Reason Two: Maho (and St. John) was a place where I came with my family and we all were interested in doing and seeing the same things.  On our first and second visit we were equally excited to discover this tropical island paradise and see it all: on land and under water!  It was great to have a place we all loved to visit together. And once home, we had great memories we shared, having seen and done it all together: finally spotting a turtle or ray at Waterlemon Cay, enjoying a dramatic sunset during dinner, and remembering our first arrival up the bumpy dirt road on Frett’s Safari Taxi and wondering if he was bringing us to the right place!  Had we stayed in a hotel or rented a villa, I don’t think it would have been the same, since too much caters to your lifestyle back home: TV and movies, internet connection, or listening to the drone of the A/C instead of the frogs and crickets and rain on the roof.  Even the difficulties of tent living created some of our shared memories:enduring cold showers on a day that it rained and was cool or waking up in the middle of the night during a downpour to put down the roll-downs and check for leaks. Yes, I am very sentimental about my memories of Maho Bay Camp.
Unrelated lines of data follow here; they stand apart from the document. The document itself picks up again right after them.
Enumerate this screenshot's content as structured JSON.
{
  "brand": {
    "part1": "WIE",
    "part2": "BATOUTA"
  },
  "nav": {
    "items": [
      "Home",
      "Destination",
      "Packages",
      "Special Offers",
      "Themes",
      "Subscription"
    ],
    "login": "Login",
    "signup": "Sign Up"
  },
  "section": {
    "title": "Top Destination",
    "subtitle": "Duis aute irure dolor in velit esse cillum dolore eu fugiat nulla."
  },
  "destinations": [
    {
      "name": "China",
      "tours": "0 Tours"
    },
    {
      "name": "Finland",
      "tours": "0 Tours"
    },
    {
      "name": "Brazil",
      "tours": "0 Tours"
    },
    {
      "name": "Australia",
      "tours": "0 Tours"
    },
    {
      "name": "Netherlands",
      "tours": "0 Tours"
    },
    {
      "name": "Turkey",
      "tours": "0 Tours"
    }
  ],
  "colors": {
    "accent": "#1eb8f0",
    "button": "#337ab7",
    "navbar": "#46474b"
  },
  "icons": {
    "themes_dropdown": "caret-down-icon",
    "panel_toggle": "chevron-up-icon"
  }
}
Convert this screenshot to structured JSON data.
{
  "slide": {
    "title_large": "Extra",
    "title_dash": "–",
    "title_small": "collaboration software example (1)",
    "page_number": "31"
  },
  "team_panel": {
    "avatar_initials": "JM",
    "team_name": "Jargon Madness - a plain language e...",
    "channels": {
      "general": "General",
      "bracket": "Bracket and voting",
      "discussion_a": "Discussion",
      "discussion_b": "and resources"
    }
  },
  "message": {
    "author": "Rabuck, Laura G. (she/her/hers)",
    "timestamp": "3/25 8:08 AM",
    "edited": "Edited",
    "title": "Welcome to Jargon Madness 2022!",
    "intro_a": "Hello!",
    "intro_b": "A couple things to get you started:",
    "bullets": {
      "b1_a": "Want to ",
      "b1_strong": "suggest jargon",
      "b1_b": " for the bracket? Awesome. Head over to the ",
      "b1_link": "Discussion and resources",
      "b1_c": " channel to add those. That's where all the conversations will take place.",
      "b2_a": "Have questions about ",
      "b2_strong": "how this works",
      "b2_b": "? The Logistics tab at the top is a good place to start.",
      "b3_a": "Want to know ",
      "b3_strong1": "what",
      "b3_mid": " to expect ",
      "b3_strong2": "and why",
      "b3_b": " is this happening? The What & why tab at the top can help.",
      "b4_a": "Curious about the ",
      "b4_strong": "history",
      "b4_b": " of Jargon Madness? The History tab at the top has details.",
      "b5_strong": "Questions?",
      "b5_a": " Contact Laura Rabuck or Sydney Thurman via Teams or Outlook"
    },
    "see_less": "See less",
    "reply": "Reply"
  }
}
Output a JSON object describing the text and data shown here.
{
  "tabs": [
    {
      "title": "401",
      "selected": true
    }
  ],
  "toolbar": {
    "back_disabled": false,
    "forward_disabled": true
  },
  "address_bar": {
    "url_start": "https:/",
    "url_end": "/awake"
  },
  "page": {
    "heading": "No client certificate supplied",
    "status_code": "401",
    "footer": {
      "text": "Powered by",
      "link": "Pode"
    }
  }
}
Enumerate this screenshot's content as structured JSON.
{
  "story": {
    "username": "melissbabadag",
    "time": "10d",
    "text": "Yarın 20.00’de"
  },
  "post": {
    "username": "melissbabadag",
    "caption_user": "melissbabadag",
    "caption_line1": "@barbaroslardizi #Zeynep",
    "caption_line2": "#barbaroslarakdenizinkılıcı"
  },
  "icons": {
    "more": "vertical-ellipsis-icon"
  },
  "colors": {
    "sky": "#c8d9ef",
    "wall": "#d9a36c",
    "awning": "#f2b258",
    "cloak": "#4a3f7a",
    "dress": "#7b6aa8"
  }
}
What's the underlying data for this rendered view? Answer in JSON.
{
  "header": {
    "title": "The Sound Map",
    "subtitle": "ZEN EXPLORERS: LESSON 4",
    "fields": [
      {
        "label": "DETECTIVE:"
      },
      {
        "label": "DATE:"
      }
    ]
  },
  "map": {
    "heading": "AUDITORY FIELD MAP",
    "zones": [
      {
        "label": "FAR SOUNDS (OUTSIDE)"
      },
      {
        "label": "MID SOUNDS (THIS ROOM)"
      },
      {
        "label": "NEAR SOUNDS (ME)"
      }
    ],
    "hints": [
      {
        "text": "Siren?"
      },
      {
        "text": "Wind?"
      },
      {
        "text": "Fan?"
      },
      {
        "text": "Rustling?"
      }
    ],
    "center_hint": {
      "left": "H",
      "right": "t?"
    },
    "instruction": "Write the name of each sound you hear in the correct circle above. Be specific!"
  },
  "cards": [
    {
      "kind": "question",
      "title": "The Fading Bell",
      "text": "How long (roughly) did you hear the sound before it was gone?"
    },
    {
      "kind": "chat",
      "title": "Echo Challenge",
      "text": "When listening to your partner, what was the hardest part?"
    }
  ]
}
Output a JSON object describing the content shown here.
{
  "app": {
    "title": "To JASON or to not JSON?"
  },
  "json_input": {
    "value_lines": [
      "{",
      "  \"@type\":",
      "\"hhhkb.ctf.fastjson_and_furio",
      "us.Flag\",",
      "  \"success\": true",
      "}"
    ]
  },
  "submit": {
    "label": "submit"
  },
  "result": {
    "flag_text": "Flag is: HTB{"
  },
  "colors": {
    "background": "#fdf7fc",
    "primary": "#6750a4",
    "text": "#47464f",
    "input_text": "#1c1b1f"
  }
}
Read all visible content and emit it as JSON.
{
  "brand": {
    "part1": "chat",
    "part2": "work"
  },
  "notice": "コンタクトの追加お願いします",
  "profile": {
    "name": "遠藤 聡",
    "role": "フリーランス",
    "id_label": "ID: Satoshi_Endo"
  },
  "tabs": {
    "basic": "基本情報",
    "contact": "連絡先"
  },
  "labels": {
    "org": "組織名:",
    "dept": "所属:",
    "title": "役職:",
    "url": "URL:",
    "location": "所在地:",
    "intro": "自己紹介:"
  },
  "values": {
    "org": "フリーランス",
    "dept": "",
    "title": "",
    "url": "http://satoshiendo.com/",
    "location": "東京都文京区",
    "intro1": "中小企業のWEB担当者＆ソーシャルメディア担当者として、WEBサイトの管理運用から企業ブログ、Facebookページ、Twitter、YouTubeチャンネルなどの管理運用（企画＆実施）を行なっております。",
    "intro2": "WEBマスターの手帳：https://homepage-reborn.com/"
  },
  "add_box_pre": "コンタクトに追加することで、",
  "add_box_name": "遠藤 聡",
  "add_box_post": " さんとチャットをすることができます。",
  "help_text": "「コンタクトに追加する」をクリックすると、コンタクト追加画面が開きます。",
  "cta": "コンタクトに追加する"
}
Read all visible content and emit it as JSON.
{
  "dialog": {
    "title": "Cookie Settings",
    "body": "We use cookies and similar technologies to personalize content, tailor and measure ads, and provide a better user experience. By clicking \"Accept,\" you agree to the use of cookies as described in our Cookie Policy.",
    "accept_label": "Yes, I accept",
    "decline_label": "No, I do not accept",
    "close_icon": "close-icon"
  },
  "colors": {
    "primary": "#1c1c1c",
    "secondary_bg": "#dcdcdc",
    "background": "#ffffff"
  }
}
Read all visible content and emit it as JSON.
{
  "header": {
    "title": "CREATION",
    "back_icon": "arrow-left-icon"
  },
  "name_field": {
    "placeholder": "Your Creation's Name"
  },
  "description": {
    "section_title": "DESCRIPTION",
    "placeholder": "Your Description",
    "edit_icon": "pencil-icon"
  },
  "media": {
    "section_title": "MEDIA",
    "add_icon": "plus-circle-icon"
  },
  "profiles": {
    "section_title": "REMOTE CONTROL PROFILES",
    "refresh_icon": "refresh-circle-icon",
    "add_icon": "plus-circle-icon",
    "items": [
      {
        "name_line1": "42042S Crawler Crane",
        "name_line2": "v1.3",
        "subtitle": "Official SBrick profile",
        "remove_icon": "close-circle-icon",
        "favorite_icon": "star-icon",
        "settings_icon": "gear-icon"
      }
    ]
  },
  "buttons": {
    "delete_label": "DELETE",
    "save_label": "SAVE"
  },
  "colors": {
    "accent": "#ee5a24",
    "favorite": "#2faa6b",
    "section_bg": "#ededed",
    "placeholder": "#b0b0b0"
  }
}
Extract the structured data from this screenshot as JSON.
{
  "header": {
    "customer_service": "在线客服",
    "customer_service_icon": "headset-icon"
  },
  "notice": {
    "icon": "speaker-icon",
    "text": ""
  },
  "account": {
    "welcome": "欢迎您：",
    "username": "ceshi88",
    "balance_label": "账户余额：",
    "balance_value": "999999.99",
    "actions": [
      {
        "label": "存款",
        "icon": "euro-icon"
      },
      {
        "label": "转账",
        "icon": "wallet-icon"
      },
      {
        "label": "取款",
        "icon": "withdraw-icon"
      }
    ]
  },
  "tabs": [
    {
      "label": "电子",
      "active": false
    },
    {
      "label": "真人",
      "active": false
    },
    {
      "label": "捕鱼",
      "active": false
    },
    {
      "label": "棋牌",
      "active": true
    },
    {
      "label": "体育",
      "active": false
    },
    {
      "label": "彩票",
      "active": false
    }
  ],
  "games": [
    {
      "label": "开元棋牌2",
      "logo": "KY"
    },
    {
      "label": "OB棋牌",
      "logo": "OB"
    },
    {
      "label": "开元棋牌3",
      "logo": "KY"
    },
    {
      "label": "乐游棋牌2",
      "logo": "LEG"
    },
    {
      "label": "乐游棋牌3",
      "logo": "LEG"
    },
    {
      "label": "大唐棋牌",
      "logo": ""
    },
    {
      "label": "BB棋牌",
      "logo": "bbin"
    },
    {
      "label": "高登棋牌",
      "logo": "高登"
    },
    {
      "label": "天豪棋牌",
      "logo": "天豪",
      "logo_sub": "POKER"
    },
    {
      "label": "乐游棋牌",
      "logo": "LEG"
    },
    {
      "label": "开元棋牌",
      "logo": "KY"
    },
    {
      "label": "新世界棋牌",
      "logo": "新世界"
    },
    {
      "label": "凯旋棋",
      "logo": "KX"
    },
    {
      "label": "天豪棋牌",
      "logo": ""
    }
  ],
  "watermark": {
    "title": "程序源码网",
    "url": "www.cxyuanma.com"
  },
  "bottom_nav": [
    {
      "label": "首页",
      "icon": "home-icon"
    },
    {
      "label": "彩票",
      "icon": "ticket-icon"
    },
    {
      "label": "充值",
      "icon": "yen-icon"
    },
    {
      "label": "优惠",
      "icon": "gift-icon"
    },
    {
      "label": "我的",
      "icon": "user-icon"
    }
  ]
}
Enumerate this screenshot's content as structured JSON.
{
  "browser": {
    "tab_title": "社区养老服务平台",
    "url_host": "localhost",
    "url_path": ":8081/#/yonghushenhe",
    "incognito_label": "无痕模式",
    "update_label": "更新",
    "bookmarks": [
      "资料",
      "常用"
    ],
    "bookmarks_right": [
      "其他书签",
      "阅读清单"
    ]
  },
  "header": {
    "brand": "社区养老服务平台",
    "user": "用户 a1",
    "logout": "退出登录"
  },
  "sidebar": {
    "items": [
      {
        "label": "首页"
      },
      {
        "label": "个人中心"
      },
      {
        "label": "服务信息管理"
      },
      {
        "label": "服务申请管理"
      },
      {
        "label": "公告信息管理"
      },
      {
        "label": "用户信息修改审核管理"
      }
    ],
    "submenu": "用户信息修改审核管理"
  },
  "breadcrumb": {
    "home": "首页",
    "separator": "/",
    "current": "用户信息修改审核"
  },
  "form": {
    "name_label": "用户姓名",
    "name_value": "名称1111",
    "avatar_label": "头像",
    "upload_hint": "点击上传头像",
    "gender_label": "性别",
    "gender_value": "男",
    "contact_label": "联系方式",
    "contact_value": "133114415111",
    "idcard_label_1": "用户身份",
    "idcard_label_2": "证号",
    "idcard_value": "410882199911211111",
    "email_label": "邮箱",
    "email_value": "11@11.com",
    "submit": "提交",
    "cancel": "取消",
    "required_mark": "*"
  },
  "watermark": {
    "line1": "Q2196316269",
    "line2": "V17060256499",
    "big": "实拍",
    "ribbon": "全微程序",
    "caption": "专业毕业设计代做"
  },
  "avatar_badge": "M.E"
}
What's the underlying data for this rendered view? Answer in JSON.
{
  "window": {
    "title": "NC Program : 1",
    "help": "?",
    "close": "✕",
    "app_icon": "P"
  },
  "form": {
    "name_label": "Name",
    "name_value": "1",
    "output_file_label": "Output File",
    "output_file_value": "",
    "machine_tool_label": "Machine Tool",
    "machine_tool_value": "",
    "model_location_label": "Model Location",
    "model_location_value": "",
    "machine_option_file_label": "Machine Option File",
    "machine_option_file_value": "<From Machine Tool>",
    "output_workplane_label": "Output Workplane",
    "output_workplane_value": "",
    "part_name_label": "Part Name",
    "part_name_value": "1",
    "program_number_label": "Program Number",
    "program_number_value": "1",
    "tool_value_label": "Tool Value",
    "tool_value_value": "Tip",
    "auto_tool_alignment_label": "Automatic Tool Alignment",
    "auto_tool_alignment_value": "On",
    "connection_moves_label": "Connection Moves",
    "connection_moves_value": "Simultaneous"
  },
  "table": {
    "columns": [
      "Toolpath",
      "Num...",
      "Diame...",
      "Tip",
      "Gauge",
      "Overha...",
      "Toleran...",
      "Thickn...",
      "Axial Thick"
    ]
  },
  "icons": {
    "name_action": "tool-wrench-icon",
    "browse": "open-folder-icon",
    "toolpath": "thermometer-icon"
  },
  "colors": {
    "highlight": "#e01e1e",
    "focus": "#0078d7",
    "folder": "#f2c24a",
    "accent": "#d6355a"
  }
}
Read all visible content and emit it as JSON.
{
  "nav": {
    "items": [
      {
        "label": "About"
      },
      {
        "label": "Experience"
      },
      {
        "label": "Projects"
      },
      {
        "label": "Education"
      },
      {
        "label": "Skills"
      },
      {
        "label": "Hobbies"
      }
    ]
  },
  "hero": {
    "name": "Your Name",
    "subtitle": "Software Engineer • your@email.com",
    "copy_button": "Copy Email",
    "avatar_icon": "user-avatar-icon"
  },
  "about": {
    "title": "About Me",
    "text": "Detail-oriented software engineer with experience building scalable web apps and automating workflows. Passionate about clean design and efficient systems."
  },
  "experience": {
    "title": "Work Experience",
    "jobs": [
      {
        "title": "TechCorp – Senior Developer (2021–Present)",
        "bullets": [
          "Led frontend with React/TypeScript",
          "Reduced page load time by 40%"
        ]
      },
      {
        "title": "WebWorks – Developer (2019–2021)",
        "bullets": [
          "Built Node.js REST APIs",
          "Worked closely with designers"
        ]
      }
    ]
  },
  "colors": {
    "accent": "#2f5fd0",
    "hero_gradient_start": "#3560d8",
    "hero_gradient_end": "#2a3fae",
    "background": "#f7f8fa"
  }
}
So I look at those tents, now coming apart piece by piece, and I feel like a stranger is taking apart my home.  I suppose feeing some heartache at the sight is to be expected… I remember hearing (maybe my first visit) that the tent-cabins and boardwalks were built so that they could eventually be removed and that it would only take a year for the jungle to grow back and fill in the empty spaces, without damaging the land or the reef below. But I just never considered it would happen so soon.

Tomorrow I will heading over to Big Maho beach for a closer look.